Areas of Expertise:
Host/microbe interactions, mosquito midgut repair
Aedes aegypti, Anopheles spp
Mosquito-borne diseases such as malaria, dengue, and zika affect millions of people every year. The pathogens responsible for these diseases interact extensively with their mosquito hosts, and many of the most crucial of these interactions are concentrated in the midgut. Viruses and parasites must invade the epithelial cells of the midgut and overcome innate defenses in order to reach the salivary glands of the mosquito and achieve transmission to new hosts.

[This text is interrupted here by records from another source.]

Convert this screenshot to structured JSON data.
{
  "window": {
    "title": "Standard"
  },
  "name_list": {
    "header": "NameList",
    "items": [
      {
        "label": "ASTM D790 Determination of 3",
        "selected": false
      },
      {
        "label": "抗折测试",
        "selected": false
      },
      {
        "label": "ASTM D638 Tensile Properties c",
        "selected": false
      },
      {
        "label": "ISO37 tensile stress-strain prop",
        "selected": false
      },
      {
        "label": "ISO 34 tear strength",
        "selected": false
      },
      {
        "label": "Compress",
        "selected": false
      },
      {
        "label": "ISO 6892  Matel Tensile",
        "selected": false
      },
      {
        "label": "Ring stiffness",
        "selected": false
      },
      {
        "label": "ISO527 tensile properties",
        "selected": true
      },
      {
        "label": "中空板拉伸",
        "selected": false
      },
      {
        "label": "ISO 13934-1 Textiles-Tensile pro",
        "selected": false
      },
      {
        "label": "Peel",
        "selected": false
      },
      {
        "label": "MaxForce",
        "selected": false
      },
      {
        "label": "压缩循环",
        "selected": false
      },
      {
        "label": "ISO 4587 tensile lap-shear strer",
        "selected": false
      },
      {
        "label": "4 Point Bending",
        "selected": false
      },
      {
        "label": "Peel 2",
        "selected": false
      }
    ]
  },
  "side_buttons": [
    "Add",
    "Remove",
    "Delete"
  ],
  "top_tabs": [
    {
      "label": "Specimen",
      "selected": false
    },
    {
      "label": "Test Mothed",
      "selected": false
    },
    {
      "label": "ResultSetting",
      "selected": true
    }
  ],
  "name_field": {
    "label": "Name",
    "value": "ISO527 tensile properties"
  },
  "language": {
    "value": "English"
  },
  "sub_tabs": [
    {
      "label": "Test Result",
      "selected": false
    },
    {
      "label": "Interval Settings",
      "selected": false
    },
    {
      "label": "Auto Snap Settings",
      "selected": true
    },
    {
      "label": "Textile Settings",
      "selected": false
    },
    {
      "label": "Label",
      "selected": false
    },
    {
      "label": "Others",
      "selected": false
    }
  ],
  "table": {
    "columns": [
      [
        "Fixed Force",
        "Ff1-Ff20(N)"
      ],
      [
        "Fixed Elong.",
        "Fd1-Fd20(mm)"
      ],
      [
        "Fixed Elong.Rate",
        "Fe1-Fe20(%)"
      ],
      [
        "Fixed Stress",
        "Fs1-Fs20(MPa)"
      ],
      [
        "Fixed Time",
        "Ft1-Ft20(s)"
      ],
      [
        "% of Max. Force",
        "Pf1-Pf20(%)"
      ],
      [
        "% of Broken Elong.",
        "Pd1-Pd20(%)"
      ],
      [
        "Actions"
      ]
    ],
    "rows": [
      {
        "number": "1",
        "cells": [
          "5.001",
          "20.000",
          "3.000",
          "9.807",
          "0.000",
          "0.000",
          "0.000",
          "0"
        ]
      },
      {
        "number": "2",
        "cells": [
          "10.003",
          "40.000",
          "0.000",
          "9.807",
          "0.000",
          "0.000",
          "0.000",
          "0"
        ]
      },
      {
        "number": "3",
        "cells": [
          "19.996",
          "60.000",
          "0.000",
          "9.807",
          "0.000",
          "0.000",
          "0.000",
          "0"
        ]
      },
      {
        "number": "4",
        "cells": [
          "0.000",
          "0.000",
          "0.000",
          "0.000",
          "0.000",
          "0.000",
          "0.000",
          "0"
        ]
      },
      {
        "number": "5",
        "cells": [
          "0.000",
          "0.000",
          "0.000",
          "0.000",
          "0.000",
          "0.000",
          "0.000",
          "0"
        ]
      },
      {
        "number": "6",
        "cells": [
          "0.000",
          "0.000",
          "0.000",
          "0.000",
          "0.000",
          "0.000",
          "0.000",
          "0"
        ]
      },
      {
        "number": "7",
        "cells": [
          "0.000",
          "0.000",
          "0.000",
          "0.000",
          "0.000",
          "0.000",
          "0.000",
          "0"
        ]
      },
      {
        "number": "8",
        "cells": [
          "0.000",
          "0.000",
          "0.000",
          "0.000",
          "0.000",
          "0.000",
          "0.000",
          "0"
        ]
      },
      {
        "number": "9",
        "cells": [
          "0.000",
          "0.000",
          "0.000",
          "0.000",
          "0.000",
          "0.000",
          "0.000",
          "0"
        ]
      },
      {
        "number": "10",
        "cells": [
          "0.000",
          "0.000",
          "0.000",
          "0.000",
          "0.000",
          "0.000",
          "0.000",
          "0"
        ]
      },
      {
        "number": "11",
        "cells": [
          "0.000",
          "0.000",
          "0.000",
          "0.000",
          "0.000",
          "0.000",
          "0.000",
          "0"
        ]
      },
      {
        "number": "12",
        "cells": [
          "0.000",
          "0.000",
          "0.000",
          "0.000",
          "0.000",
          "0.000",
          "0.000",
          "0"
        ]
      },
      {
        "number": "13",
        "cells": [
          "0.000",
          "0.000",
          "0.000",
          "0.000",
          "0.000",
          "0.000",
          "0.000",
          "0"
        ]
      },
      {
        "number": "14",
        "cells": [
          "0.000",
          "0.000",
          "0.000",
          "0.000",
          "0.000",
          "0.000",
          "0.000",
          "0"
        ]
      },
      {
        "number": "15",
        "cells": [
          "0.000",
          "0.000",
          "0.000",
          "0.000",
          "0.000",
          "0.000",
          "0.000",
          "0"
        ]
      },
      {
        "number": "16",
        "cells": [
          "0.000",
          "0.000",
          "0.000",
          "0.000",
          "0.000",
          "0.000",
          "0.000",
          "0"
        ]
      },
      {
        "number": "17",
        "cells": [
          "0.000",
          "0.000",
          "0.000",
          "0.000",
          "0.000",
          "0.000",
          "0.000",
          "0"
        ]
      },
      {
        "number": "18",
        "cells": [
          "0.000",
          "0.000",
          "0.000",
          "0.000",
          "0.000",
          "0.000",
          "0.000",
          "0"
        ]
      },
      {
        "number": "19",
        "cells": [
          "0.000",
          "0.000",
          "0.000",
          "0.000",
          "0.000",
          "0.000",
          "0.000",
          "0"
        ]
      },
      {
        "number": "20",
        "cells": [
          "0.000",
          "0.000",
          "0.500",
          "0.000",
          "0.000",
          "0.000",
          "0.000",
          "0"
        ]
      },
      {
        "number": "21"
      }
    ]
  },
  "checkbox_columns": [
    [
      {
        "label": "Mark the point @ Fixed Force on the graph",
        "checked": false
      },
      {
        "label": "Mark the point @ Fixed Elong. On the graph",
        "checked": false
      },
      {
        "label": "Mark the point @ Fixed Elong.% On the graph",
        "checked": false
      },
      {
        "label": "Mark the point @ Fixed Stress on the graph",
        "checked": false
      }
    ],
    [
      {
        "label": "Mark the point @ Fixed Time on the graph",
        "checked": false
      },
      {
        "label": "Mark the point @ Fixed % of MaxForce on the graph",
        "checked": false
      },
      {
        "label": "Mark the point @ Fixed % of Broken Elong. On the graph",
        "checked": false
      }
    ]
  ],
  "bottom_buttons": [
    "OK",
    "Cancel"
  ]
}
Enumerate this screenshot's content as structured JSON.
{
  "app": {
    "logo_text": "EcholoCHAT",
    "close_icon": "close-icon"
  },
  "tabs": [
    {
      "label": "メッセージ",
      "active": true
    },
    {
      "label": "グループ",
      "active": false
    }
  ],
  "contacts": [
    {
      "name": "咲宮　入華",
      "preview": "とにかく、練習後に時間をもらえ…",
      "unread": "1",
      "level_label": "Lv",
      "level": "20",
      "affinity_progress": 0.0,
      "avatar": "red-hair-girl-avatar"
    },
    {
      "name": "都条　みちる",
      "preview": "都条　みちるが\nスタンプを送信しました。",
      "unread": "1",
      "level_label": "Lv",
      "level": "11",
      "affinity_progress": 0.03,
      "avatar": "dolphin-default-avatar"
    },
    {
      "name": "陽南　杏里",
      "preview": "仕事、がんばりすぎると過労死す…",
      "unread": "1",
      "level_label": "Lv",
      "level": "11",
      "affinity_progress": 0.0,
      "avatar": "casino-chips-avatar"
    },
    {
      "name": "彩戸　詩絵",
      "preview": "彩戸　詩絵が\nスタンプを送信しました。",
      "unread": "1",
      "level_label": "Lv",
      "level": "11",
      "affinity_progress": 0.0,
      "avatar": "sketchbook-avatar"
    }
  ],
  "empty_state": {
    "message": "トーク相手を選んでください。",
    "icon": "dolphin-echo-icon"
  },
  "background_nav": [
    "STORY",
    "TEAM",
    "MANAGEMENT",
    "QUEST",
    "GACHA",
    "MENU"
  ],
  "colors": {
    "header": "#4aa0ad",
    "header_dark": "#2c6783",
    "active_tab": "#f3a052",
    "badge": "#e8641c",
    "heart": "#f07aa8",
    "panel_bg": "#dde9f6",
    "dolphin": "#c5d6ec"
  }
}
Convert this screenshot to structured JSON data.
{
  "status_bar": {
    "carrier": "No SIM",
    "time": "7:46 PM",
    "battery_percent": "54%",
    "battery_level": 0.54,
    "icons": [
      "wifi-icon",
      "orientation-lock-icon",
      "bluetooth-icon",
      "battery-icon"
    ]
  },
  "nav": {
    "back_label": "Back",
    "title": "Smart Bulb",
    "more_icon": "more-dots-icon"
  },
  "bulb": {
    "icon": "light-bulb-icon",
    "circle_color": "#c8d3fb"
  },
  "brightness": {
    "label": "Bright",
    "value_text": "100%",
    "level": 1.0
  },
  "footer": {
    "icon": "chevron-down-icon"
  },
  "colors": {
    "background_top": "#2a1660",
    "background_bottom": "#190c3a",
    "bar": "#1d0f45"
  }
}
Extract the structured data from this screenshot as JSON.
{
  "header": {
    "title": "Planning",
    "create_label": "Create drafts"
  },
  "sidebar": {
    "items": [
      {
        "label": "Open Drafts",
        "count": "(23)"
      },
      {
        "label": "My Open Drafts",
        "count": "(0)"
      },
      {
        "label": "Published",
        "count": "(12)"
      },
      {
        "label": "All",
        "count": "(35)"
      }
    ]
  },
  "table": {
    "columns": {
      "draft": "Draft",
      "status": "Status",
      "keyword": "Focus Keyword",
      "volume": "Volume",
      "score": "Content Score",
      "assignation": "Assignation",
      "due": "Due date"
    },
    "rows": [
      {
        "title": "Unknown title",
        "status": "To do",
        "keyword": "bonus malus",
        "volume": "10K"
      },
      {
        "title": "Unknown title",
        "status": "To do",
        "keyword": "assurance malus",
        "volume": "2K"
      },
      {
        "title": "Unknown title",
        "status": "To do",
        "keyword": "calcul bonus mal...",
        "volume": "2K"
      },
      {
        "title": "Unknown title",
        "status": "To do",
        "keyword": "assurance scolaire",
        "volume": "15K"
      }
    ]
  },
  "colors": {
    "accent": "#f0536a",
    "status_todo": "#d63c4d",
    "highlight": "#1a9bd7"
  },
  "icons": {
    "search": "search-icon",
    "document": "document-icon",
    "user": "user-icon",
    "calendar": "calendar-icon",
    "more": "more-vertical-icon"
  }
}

My research involves using functional genetics to elucidate cell-specific responses to infection in the midgut of the Aedes aegypti mosquito, a major arboviral vector. I am particularly interested in mechanisms of midgut repair following damage by invading pathogens as well as gut plasticity in response to nutrients or mating. Another important goal of my work is to identify genetic markers, generate transgenic mosquito lines, and create new tools for studying the Aedes midgut.